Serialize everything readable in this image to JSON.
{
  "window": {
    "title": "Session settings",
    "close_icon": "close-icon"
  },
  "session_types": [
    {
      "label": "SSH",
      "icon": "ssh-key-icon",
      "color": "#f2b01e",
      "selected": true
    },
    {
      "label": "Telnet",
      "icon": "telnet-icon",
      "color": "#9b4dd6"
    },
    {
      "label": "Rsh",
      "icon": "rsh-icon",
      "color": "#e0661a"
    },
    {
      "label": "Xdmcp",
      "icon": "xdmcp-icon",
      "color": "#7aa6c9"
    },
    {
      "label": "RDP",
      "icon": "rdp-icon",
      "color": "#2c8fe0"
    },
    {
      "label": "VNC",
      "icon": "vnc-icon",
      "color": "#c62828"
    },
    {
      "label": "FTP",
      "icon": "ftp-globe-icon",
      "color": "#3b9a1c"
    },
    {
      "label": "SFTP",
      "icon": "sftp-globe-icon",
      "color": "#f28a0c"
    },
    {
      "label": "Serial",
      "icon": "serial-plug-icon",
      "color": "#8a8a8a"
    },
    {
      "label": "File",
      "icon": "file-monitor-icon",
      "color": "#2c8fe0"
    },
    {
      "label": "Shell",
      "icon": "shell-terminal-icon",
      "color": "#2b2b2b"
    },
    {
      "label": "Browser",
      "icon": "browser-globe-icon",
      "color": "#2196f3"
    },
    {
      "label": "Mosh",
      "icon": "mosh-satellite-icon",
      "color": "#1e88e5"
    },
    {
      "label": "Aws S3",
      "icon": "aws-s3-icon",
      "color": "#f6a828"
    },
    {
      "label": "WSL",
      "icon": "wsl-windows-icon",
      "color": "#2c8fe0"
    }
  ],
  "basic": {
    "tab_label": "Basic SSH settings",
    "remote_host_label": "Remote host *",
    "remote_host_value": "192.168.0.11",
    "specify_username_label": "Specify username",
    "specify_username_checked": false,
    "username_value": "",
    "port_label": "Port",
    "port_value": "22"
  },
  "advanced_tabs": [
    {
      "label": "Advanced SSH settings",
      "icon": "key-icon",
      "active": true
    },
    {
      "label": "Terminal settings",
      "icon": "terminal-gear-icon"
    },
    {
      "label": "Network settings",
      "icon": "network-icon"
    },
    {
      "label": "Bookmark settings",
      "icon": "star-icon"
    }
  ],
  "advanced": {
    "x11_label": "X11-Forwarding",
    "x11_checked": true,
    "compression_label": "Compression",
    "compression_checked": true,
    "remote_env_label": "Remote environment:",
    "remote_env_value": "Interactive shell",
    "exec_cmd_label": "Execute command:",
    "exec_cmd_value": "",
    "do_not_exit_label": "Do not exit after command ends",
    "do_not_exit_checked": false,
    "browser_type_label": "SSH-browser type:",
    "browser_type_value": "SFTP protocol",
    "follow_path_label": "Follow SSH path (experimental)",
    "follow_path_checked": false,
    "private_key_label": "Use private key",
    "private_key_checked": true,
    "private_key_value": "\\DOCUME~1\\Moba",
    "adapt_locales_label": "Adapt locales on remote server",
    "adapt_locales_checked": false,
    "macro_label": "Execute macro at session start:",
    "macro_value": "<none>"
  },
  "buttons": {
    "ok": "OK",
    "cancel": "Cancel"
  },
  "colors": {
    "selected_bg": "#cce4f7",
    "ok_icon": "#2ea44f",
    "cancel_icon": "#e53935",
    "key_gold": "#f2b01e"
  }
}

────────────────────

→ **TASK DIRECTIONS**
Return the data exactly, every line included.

→ **COMPLETED EXERCISE**
Serialize everything readable in this image to JSON.
{
  "window": {
    "title": "Session settings",
    "close_icon": "close-icon"
  },
  "session_types": [
    {
      "label": "SSH",
      "icon": "ssh-key-icon",
      "color": "#f2b01e",
      "selected": true
    },
    {
      "label": "Telnet",
      "icon": "telnet-icon",
      "color": "#9b4dd6"
    },
    {
      "label": "Rsh",
      "icon": "rsh-icon",
      "color": "#e0661a"
    },
    {
      "label": "Xdmcp",
      "icon": "xdmcp-icon",
      "color": "#7aa6c9"
    },
    {
      "label": "RDP",
      "icon": "rdp-icon",
      "color": "#2c8fe0"
    },
    {
      "label": "VNC",
      "icon": "vnc-icon",
      "color": "#c62828"
    },
    {
      "label": "FTP",
      "icon": "ftp-globe-icon",
      "color": "#3b9a1c"
    },
    {
      "label": "SFTP",
      "icon": "sftp-globe-icon",
      "color": "#f28a0c"
    },
    {
      "label": "Serial",
      "icon": "serial-plug-icon",
      "color": "#8a8a8a"
    },
    {
      "label": "File",
      "icon": "file-monitor-icon",
      "color": "#2c8fe0"
    },
    {
      "label": "Shell",
      "icon": "shell-terminal-icon",
      "color": "#2b2b2b"
    },
    {
      "label": "Browser",
      "icon": "browser-globe-icon",
      "color": "#2196f3"
    },
    {
      "label": "Mosh",
      "icon": "mosh-satellite-icon",
      "color": "#1e88e5"
    },
    {
      "label": "Aws S3",
      "icon": "aws-s3-icon",
      "color": "#f6a828"
    },
    {
      "label": "WSL",
      "icon": "wsl-windows-icon",
      "color": "#2c8fe0"
    }
  ],
  "basic": {
    "tab_label": "Basic SSH settings",
    "remote_host_label": "Remote host *",
    "remote_host_value": "192.168.0.11",
    "specify_username_label": "Specify username",
    "specify_username_checked": false,
    "username_value": "",
    "port_label": "Port",
    "port_value": "22"
  },
  "advanced_tabs": [
    {
      "label": "Advanced SSH settings",
      "icon": "key-icon",
      "active": true
    },
    {
      "label": "Terminal settings",
      "icon": "terminal-gear-icon"
    },
    {
      "label": "Network settings",
      "icon": "network-icon"
    },
    {
      "label": "Bookmark settings",
      "icon": "star-icon"
    }
  ],
  "advanced": {
    "x11_label": "X11-Forwarding",
    "x11_checked": true,
    "compression_label": "Compression",
    "compression_checked": true,
    "remote_env_label": "Remote environment:",
    "remote_env_value": "Interactive shell",
    "exec_cmd_label": "Execute command:",
    "exec_cmd_value": "",
    "do_not_exit_label": "Do not exit after command ends",
    "do_not_exit_checked": false,
    "browser_type_label": "SSH-browser type:",
    "browser_type_value": "SFTP protocol",
    "follow_path_label": "Follow SSH path (experimental)",
    "follow_path_checked": false,
    "private_key_label": "Use private key",
    "private_key_checked": true,
    "private_key_value": "\\DOCUME~1\\Moba",
    "adapt_locales_label": "Adapt locales on remote server",
    "adapt_locales_checked": false,
    "macro_label": "Execute macro at session start:",
    "macro_value": "<none>"
  },
  "buttons": {
    "ok": "OK",
    "cancel": "Cancel"
  },
  "colors": {
    "selected_bg": "#cce4f7",
    "ok_icon": "#2ea44f",
    "cancel_icon": "#e53935",
    "key_gold": "#f2b01e"
  }
}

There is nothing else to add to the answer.